An interesting physical aspect of yurei is that they have no legs, trailing off instead into smoke-like wisps where a person’s legs would normally be. The absence of legs fits with the general non-corporeality of the yurei, for their whole bodies are wraithlike and lacking in that outer boundary of skin or scale that holds other living things in shape. Legs serve to join creatures to the soil, they root being to the earth, and so to be legless is in a sense to be disengaged.
This feature of the Japanese ghost is not dissimilar to the ability of the Western ghost to float slightly above the ground, or slightly beneath it, without using the legs it still theoretically has.
Tokaido Yotsuya Kaidan (The Ghost Story of Tokaido Yotsuya)
The masterless samurai Iyemon has fallen upon hard times. It is a constant struggle to support his beautiful but ailing wife Oiwa and their newborn child, and he grows increasingly resentful of her.
He finally succumbs to temptation when the granddaughter of a well-to-do neighbor falls in love with him. Encouraged by the grandfather, who wants Iyemon as a son-in-law, he poisons Oiwa with a supposedly “medicinal” drink. She becomes horribly disfigured from the poison and dies a brutal death.
To justify his murder of Oiwa, Iyemon fabricates the story that she was having an affair with his servant, Kobotoke Kohei. He then murders Kohei, nails the two bodies to opposing sides of a door, and throws the door into a river.
Now Iyemon is free to enjoy his wedding rites.
Flush with joy, he lifts his bride’s veil to kiss her–but alas, he is confronted by the terrifying visage of Oiwa instead. In a panic he cuts off her head, only to find that he has really just killed his new wife. He rushes off in horror to confess to the grandfather, but his path is blocked by the appearance of Kohei’s ghost. Again he slashes off its head, this time to find that he has killed the grandfather.
Wherever Iyemon goes, he encounters the grisly spirits of those he has murdered. One day he goes fishing to seek solace, only to reel in the door with the corpses of Oiwa and Kohei attached.

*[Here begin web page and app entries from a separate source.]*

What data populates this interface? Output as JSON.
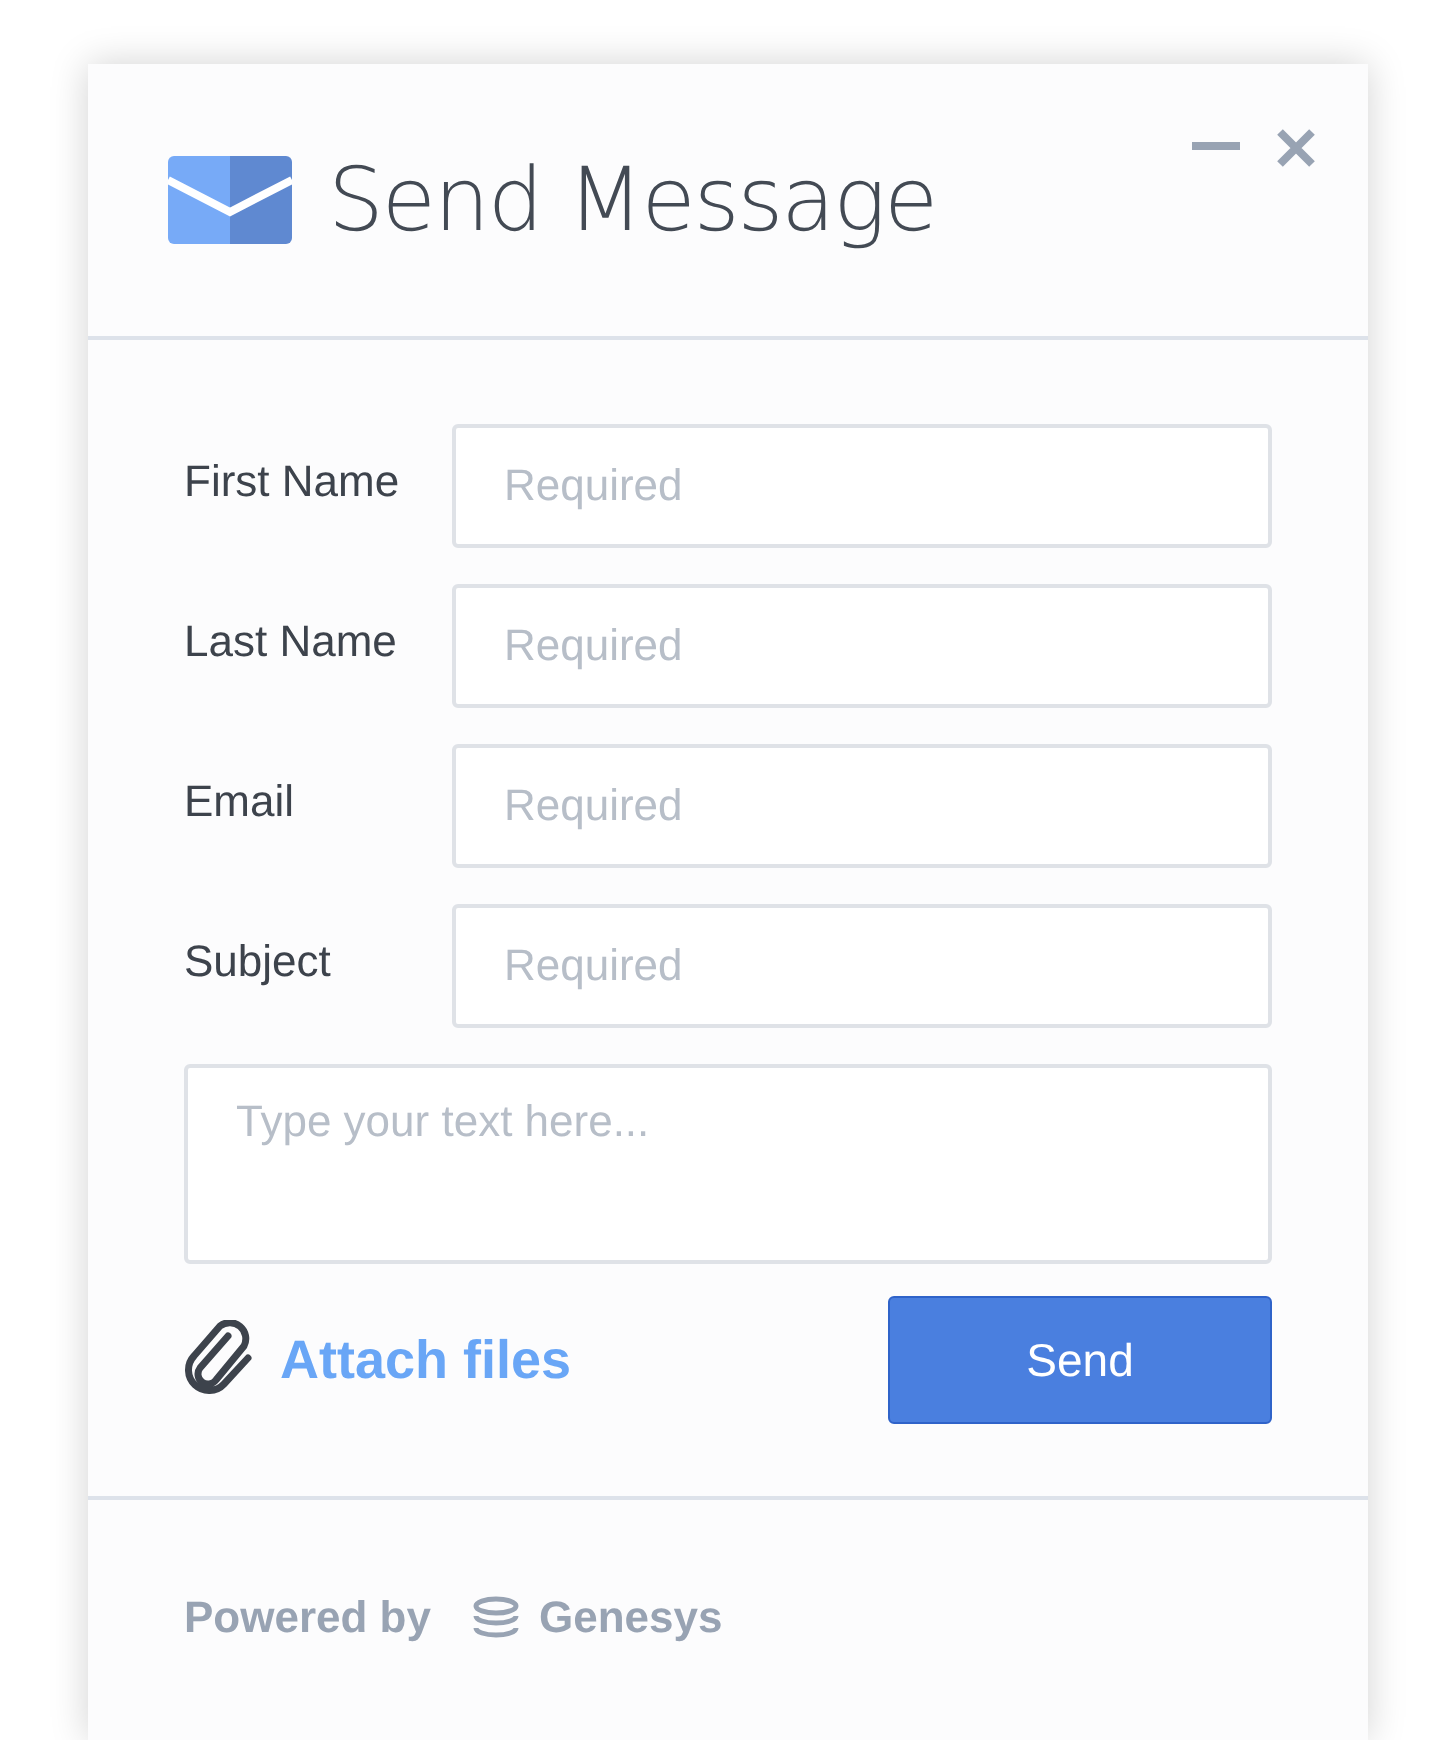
{
  "window": {
    "title": "Send Message"
  },
  "fields": [
    {
      "label": "First Name",
      "placeholder": "Required"
    },
    {
      "label": "Last Name",
      "placeholder": "Required"
    },
    {
      "label": "Email",
      "placeholder": "Required"
    },
    {
      "label": "Subject",
      "placeholder": "Required"
    }
  ],
  "message": {
    "placeholder": "Type your text here..."
  },
  "attach": {
    "label": "Attach files"
  },
  "send_button": "Send",
  "footer": {
    "powered_by": "Powered by",
    "brand": "Genesys"
  }
}
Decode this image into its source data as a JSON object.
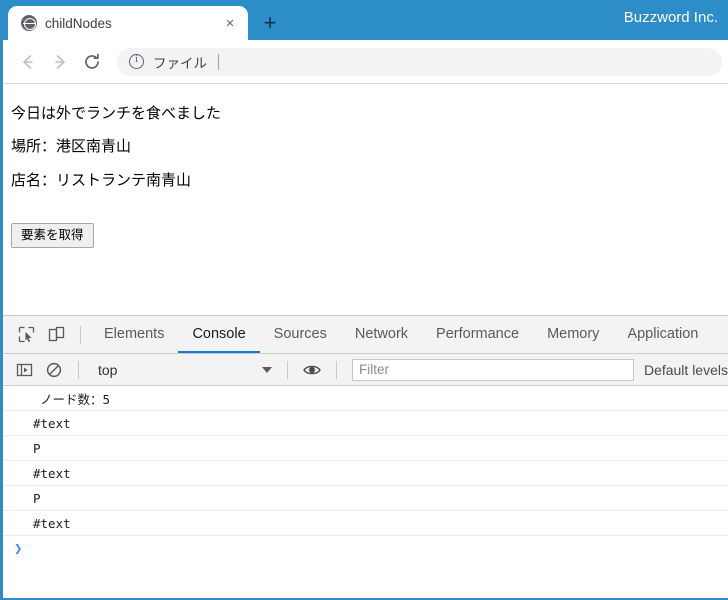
{
  "window": {
    "brand": "Buzzword Inc.",
    "accent_color": "#2d8dc8"
  },
  "tabstrip": {
    "tab_title": "childNodes",
    "favicon": "globe-icon",
    "close_label": "×",
    "newtab_label": "+"
  },
  "toolbar": {
    "back_icon": "arrow-left-icon",
    "forward_icon": "arrow-right-icon",
    "reload_icon": "reload-icon",
    "info_icon": "info-icon",
    "omnibox_text": "ファイル"
  },
  "page": {
    "paragraphs": [
      "今日は外でランチを食べました",
      "場所：港区南青山",
      "店名：リストランテ南青山"
    ],
    "button_label": "要素を取得"
  },
  "devtools": {
    "inspect_icon": "inspect-element-icon",
    "device_icon": "device-toolbar-icon",
    "tabs": [
      {
        "label": "Elements",
        "active": false
      },
      {
        "label": "Console",
        "active": true
      },
      {
        "label": "Sources",
        "active": false
      },
      {
        "label": "Network",
        "active": false
      },
      {
        "label": "Performance",
        "active": false
      },
      {
        "label": "Memory",
        "active": false
      },
      {
        "label": "Application",
        "active": false
      }
    ],
    "console_toolbar": {
      "sidebar_icon": "console-sidebar-icon",
      "clear_icon": "clear-console-icon",
      "context": "top",
      "eye_icon": "live-expression-eye-icon",
      "filter_placeholder": "Filter",
      "filter_value": "",
      "levels_label": "Default levels"
    },
    "console_logs": [
      "ノード数：5",
      "#text",
      "P",
      "#text",
      "P",
      "#text"
    ],
    "prompt_caret": "❯"
  }
}
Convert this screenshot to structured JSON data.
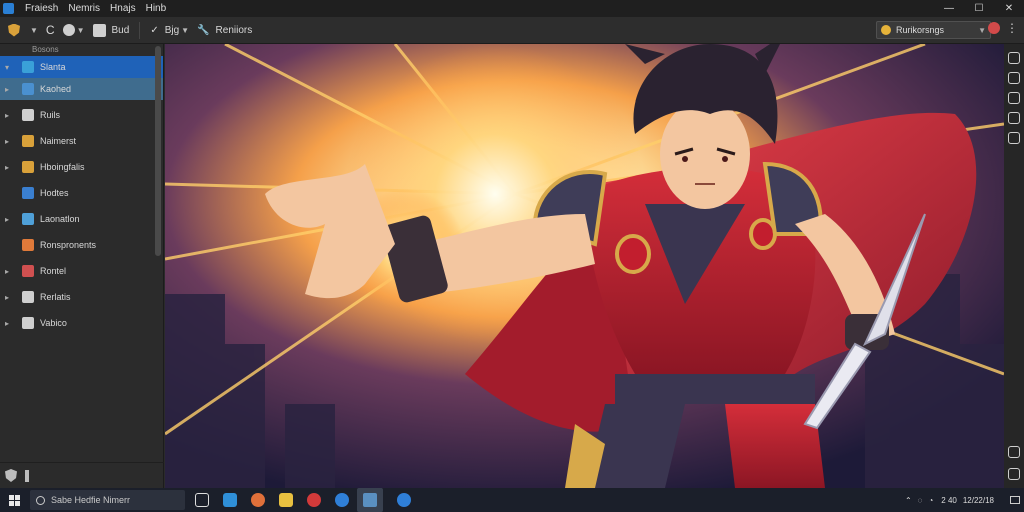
{
  "menu": [
    "Fraiesh",
    "Nemris",
    "Hnajs",
    "Hinb"
  ],
  "toolbar": {
    "edit_label": "Bjg",
    "tool_label": "Reniiors",
    "app_label": "Bud",
    "profile": "Rurikorsngs"
  },
  "sidebar": {
    "header": "Bosons",
    "items": [
      {
        "label": "Slanta",
        "color": "#3aa0d8",
        "state": "selected",
        "arrow": "▾"
      },
      {
        "label": "Kaohed",
        "color": "#4a90d0",
        "state": "sub",
        "arrow": "▸"
      },
      {
        "label": "Ruils",
        "color": "#d0d0d0",
        "state": "",
        "arrow": "▸"
      },
      {
        "label": "Naimerst",
        "color": "#d9a13a",
        "state": "",
        "arrow": "▸"
      },
      {
        "label": "Hboingfalis",
        "color": "#d9a13a",
        "state": "",
        "arrow": "▸"
      },
      {
        "label": "Hodtes",
        "color": "#3a7fd0",
        "state": "",
        "arrow": ""
      },
      {
        "label": "Laonatlon",
        "color": "#4fa0d8",
        "state": "",
        "arrow": "▸"
      },
      {
        "label": "Ronspronents",
        "color": "#e07a3a",
        "state": "",
        "arrow": ""
      },
      {
        "label": "Rontel",
        "color": "#d05050",
        "state": "",
        "arrow": "▸"
      },
      {
        "label": "Rerlatis",
        "color": "#cfcfcf",
        "state": "",
        "arrow": "▸"
      },
      {
        "label": "Vabico",
        "color": "#cfcfcf",
        "state": "",
        "arrow": "▸"
      }
    ]
  },
  "taskbar": {
    "search_placeholder": "Sabe Hedfie Nimerr",
    "clock_time": "2 40",
    "clock_date": "12/22/18"
  }
}
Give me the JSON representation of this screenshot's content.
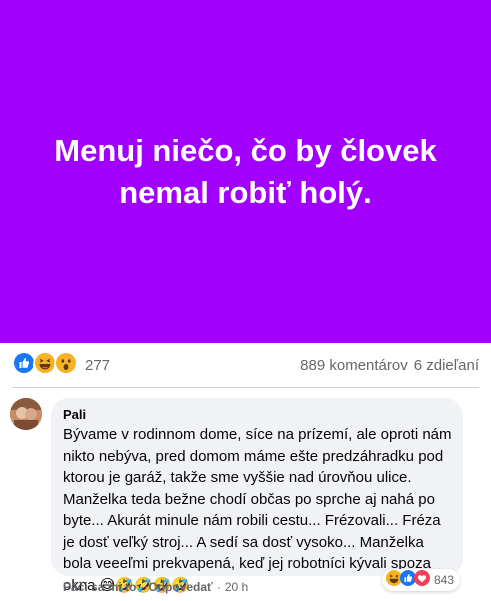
{
  "post": {
    "banner_text": "Menuj niečo, čo by človek nemal robiť holý.",
    "banner_color": "#a100ff"
  },
  "stats": {
    "reactions_count": "277",
    "comments": "889 komentárov",
    "shares": "6 zdieľaní",
    "reaction_icons": [
      "like-icon",
      "haha-icon",
      "wow-icon"
    ]
  },
  "comment": {
    "author": "Pali",
    "text": "Bývame v rodinnom dome, síce na prízemí, ale oproti nám nikto nebýva, pred domom máme ešte predzáhradku pod ktorou je garáž, takže sme vyššie nad úrovňou ulice. Manželka teda bežne chodí občas po sprche aj nahá po byte... Akurát minule nám robili cestu... Frézovali... Fréza je dosť veľký stroj... A sedí sa dosť vysoko... Manželka bola veeeľmi prekvapená, keď jej robotníci kývali spoza okna",
    "emojis": "😅🤣🤣🤣🤣",
    "reactions_count": "843",
    "reaction_icons": [
      "haha-icon",
      "like-icon",
      "love-icon"
    ],
    "like_action": "Páči sa mi to",
    "reply_action": "Odpovedať",
    "separator": "·",
    "time": "20 h"
  }
}
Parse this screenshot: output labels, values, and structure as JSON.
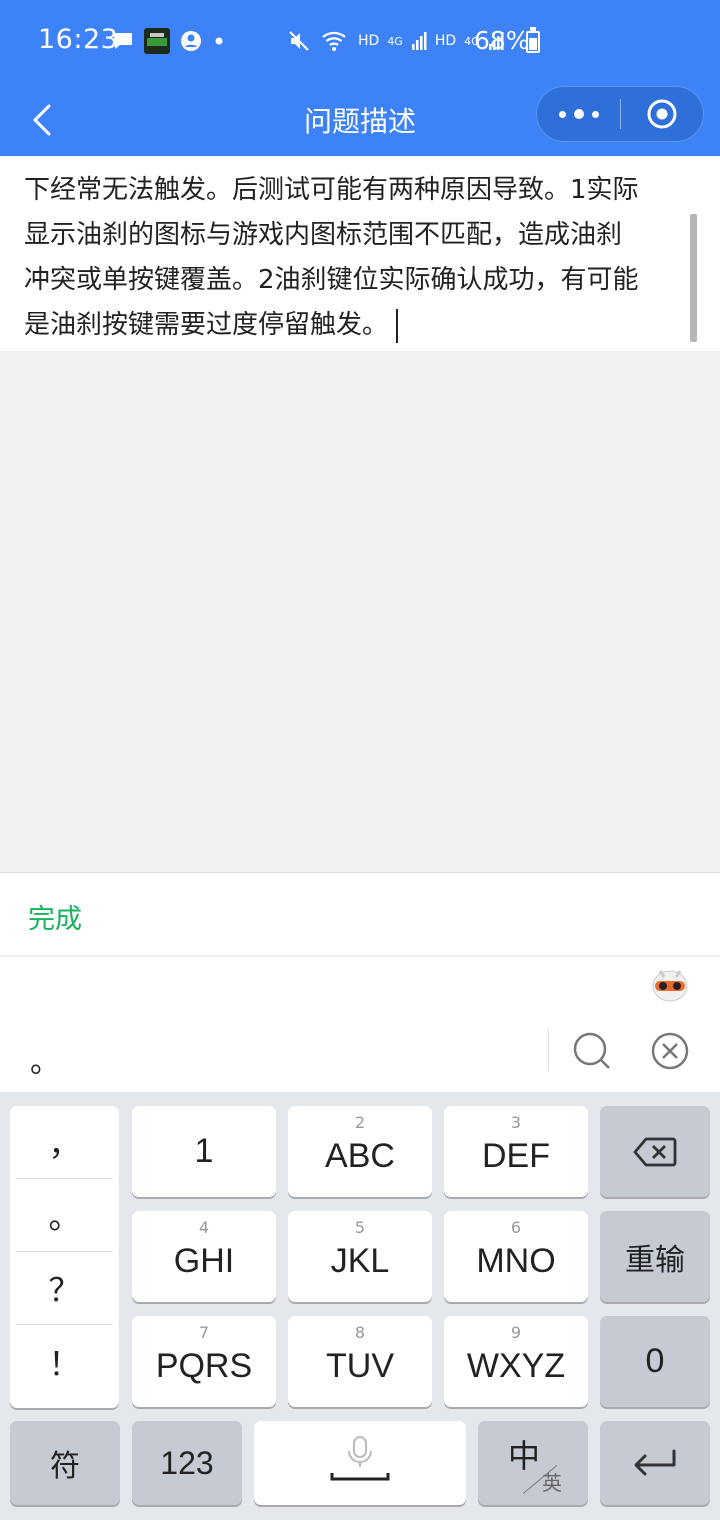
{
  "status_bar": {
    "time": "16:23",
    "battery": "68%",
    "signal_labels": [
      "HD",
      "4G",
      "HD",
      "4G"
    ]
  },
  "nav": {
    "title": "问题描述"
  },
  "editor": {
    "lines": [
      "下经常无法触发。后测试可能有两种原因导致。1实际",
      "显示油刹的图标与游戏内图标范围不匹配，造成油刹",
      "冲突或单按键覆盖。2油刹键位实际确认成功，有可能",
      "是油刹按键需要过度停留触发。"
    ]
  },
  "done_bar": {
    "done_label": "完成"
  },
  "ime": {
    "candidate": "。",
    "punctuation": [
      "，",
      "。",
      "？",
      "！"
    ],
    "keys": {
      "k1": {
        "main": "1"
      },
      "k2": {
        "sub": "2",
        "main": "ABC"
      },
      "k3": {
        "sub": "3",
        "main": "DEF"
      },
      "k4": {
        "sub": "4",
        "main": "GHI"
      },
      "k5": {
        "sub": "5",
        "main": "JKL"
      },
      "k6": {
        "sub": "6",
        "main": "MNO"
      },
      "k7": {
        "sub": "7",
        "main": "PQRS"
      },
      "k8": {
        "sub": "8",
        "main": "TUV"
      },
      "k9": {
        "sub": "9",
        "main": "WXYZ"
      },
      "retype": "重输",
      "zero": "0",
      "symbols": "符",
      "num123": "123",
      "lang_main": "中",
      "lang_alt": "英"
    }
  },
  "colors": {
    "header": "#3d82f6",
    "done": "#17b35d",
    "keyboard_bg": "#e4e7eb"
  }
}
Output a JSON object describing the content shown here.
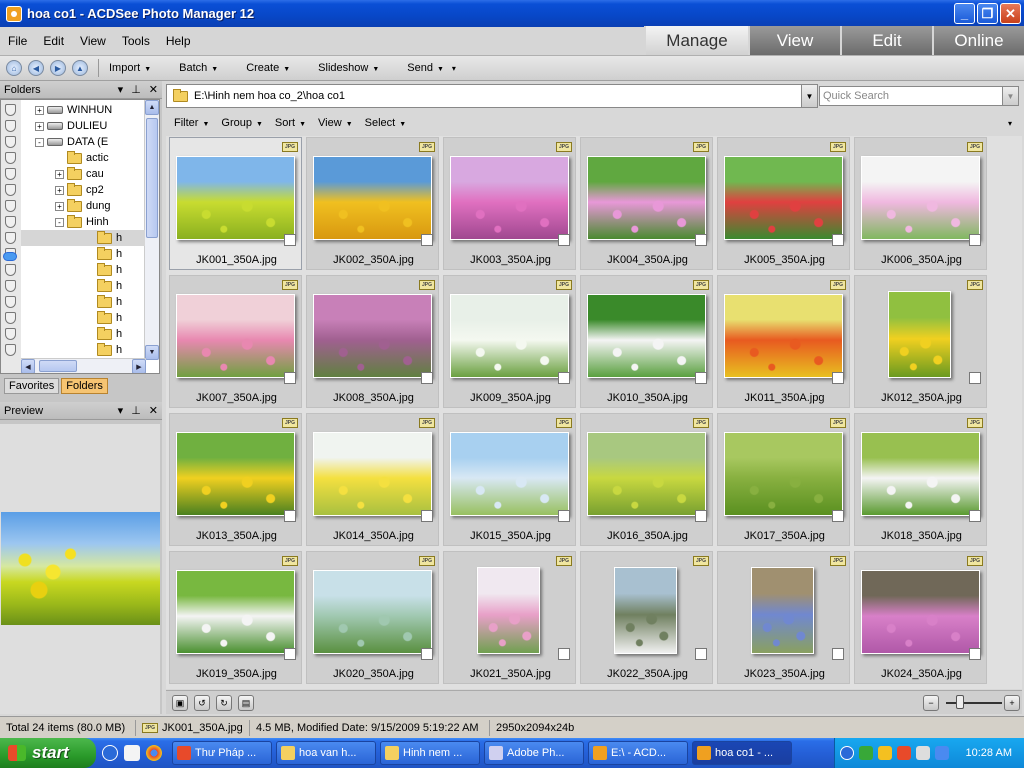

Terrified, he escapes to a mountain cottage, where he is continually tormented by frightening images, such as that of Oiwa’s face emerging from a lantern that swings over his head. Finally Iyemon is put out of his misery when Oiwa’s brother arrives at the cottage to take vengeance for his sister’s death.
There is another point to be made of the legless ghost: by binding people to the soil, legs stress what part is on top and what is on bottom; they advertise a right way up and a wrong one. To be without legs is to be devoid of this proper standard. Ghosts are likely to come at night, not only because they relish the dark, but because people sleep lying down, their feet on the same level as their heads. At funerals, Japanese corpses were buried seated (although cremation is common today) so that they entered the next life still in the correct posture, mind firmly at the top. Ghosts are apt to invert.
This would all seem quite far off to contemporary Japanese. They may know the stories, but they surely don’t believe in them. Or do they? Such myths tend to run deep. And is it not intriguing that in this very year, Toriyama’s books were reissued again after a lapse of over two centuries? A deluxe edition appeared a couple of years ago, just in time for a long and abnormally torrid summer.
Tim Screech is a professor of Japanese art history at the School of Oriental and African Studies, University of London.
Article first published mangajin.com